* **EXERCISE BRIEF**
Beginning with the line that contains "Read all visible content and emit it as JSON.", write out each remaining line of the records below exactly. Do not copy any picture.

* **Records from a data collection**
--- START ---

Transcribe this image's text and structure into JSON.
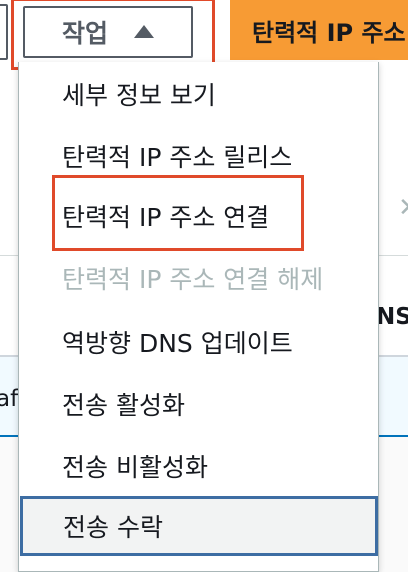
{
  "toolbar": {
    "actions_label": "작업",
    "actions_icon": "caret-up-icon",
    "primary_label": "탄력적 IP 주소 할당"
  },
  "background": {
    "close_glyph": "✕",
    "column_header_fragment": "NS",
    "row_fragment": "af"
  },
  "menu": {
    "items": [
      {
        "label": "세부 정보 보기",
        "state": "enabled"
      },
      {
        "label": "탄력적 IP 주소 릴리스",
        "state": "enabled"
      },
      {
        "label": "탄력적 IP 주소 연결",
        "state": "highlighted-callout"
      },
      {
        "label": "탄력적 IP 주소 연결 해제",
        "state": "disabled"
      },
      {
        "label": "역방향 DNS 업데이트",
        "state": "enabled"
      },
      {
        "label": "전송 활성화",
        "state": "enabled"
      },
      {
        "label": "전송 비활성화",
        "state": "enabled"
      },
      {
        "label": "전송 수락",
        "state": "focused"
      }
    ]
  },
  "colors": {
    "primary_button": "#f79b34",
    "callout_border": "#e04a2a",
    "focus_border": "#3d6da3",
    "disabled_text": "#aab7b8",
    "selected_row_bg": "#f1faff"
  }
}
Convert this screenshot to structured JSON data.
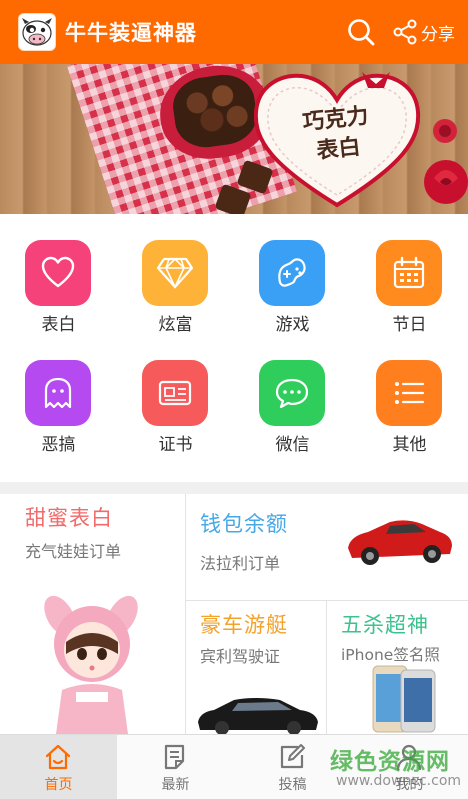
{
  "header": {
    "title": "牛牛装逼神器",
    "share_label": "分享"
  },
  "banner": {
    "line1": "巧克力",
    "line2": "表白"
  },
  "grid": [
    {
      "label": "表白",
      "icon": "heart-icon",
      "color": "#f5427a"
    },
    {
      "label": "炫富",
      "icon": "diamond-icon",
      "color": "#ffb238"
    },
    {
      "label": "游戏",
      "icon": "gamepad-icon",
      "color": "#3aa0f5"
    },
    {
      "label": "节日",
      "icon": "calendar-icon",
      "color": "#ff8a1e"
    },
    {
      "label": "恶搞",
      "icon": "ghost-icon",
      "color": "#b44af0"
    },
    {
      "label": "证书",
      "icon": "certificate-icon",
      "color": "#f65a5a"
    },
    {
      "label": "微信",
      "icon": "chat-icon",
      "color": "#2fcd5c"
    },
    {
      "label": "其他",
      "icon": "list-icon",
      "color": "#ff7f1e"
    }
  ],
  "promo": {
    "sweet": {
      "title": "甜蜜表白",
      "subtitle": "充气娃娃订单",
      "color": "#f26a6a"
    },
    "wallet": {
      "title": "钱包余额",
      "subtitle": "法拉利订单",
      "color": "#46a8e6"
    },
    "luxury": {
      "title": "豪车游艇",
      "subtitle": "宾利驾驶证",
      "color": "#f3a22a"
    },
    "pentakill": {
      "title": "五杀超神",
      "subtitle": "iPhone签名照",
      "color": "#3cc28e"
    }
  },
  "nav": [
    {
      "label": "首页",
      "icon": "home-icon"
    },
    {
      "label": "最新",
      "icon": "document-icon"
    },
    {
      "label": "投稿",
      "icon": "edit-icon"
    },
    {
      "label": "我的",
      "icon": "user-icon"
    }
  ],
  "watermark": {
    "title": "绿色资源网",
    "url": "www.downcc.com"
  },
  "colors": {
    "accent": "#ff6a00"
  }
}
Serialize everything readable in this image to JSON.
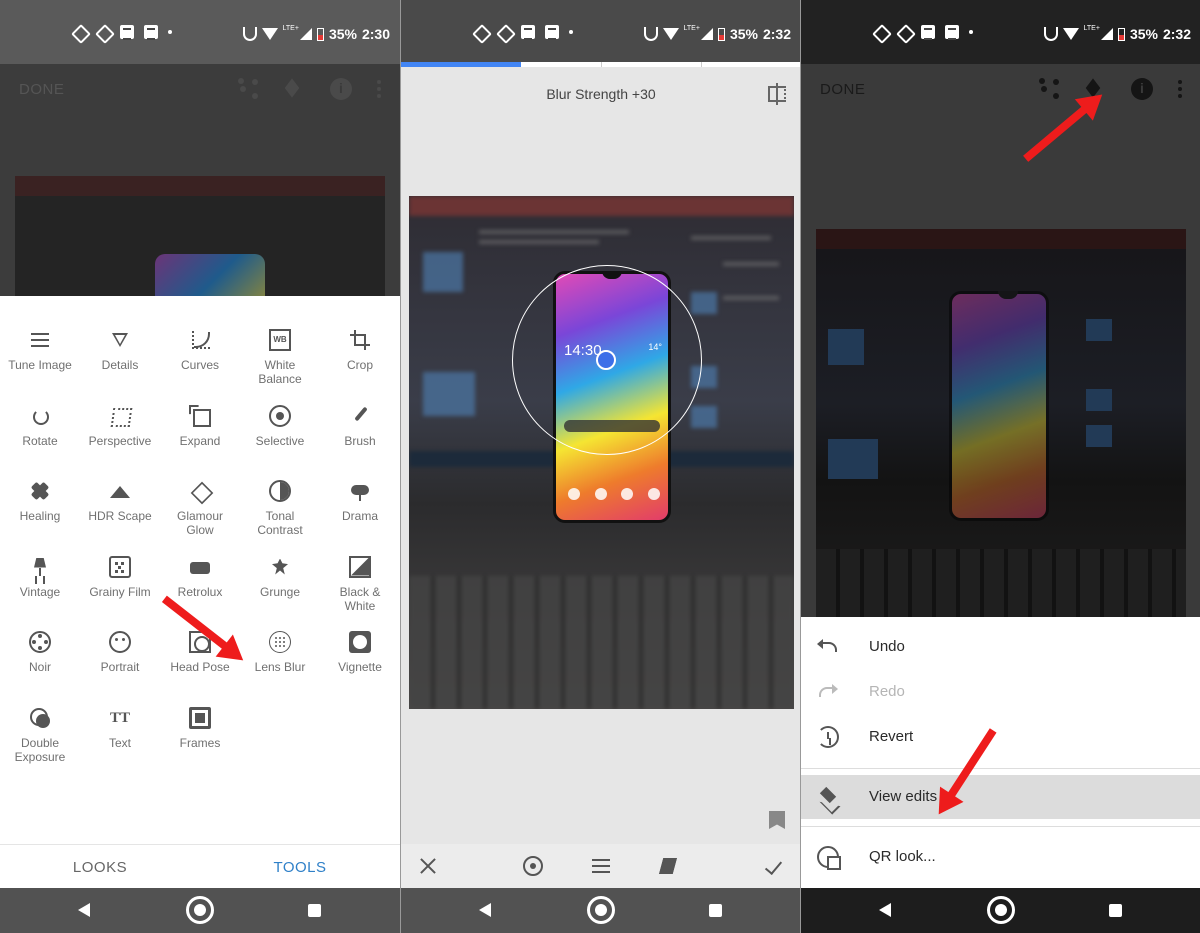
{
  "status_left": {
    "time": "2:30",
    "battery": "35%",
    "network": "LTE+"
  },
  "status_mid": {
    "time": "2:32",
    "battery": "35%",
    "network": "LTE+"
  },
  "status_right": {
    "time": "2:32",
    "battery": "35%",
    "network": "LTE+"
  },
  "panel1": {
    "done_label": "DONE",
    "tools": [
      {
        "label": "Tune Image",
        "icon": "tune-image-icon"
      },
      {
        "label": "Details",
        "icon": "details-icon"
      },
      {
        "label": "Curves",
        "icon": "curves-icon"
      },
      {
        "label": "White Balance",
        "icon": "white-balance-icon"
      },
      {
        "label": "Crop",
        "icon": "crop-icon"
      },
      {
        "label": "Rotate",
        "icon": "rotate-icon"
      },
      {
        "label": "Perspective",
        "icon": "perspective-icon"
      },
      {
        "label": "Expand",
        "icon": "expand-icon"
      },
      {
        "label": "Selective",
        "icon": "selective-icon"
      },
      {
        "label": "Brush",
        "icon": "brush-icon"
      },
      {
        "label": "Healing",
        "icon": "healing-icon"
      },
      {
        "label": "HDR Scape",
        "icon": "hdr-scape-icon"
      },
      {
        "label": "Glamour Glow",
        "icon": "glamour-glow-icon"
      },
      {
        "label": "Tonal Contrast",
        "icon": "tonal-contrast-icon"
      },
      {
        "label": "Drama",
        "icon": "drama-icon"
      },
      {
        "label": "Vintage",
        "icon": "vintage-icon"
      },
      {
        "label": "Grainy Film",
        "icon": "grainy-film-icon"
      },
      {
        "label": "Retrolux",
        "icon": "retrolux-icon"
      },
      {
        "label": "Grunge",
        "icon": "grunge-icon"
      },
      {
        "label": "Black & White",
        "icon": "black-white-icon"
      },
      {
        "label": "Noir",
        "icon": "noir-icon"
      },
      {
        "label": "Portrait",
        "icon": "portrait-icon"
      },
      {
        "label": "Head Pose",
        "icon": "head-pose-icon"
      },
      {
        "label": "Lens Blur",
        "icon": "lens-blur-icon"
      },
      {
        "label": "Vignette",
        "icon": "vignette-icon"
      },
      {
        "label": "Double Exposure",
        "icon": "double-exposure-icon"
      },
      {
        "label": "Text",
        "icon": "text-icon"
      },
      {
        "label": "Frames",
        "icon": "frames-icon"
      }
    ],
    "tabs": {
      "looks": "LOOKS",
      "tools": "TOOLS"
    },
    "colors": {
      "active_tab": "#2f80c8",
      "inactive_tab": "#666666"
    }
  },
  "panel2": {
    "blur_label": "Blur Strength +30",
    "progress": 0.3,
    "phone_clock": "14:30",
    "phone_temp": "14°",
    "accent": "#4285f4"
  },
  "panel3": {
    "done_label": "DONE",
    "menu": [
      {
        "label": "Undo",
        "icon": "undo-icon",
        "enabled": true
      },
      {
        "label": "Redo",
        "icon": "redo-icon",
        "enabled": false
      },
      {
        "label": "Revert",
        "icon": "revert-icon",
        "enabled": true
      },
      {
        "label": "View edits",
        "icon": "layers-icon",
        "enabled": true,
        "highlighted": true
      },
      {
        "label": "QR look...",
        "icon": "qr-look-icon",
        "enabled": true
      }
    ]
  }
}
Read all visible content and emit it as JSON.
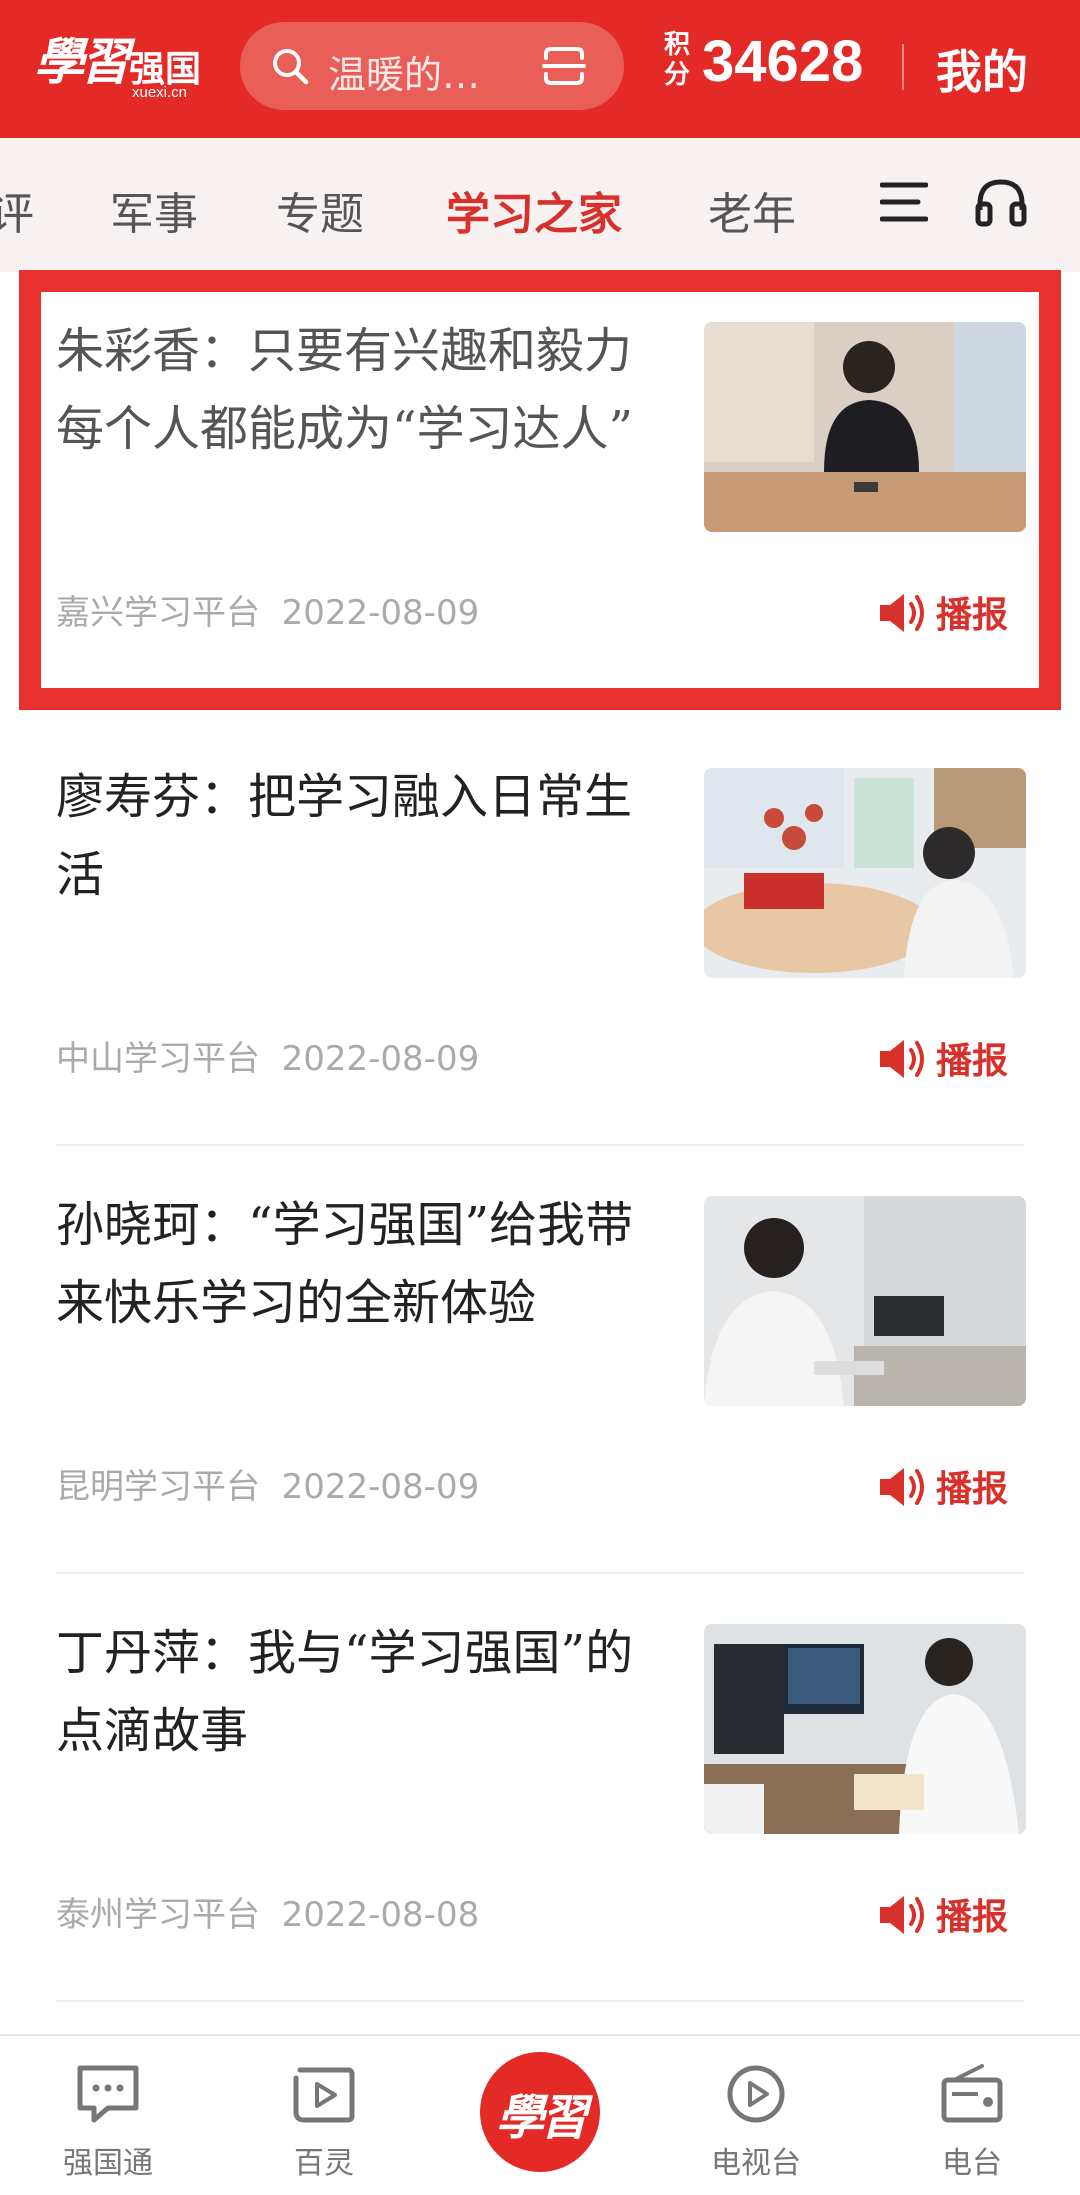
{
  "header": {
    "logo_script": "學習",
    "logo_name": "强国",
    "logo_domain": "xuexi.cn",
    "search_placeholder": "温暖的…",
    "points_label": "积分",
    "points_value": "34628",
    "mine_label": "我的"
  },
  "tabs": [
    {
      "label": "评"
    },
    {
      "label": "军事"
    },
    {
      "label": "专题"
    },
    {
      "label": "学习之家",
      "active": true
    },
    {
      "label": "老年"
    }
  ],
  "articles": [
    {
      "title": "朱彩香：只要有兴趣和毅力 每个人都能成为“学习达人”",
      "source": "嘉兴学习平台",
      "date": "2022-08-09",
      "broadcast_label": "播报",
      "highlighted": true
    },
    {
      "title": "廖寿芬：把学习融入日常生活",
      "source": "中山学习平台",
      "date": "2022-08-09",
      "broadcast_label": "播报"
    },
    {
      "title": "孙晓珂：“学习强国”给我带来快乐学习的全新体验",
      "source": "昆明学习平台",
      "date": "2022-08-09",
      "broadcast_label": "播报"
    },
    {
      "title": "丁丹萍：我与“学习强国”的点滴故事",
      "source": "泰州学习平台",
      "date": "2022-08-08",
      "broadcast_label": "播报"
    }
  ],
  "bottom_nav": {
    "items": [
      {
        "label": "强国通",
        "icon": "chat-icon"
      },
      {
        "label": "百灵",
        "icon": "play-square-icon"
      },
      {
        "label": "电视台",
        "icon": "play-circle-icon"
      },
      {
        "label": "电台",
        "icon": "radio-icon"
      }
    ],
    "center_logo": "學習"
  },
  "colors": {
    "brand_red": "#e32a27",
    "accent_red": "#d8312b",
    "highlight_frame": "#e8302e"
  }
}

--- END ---

* **EXERCISE SOLUTION**
Read all visible content and emit it as JSON.
{
  "header": {
    "logo_script": "學習",
    "logo_name": "强国",
    "logo_domain": "xuexi.cn",
    "search_placeholder": "温暖的…",
    "points_label": "积分",
    "points_value": "34628",
    "mine_label": "我的"
  },
  "tabs": [
    {
      "label": "评"
    },
    {
      "label": "军事"
    },
    {
      "label": "专题"
    },
    {
      "label": "学习之家",
      "active": true
    },
    {
      "label": "老年"
    }
  ],
  "articles": [
    {
      "title": "朱彩香：只要有兴趣和毅力 每个人都能成为“学习达人”",
      "source": "嘉兴学习平台",
      "date": "2022-08-09",
      "broadcast_label": "播报",
      "highlighted": true
    },
    {
      "title": "廖寿芬：把学习融入日常生活",
      "source": "中山学习平台",
      "date": "2022-08-09",
      "broadcast_label": "播报"
    },
    {
      "title": "孙晓珂：“学习强国”给我带来快乐学习的全新体验",
      "source": "昆明学习平台",
      "date": "2022-08-09",
      "broadcast_label": "播报"
    },
    {
      "title": "丁丹萍：我与“学习强国”的点滴故事",
      "source": "泰州学习平台",
      "date": "2022-08-08",
      "broadcast_label": "播报"
    }
  ],
  "bottom_nav": {
    "items": [
      {
        "label": "强国通",
        "icon": "chat-icon"
      },
      {
        "label": "百灵",
        "icon": "play-square-icon"
      },
      {
        "label": "电视台",
        "icon": "play-circle-icon"
      },
      {
        "label": "电台",
        "icon": "radio-icon"
      }
    ],
    "center_logo": "學習"
  },
  "colors": {
    "brand_red": "#e32a27",
    "accent_red": "#d8312b",
    "highlight_frame": "#e8302e"
  }
}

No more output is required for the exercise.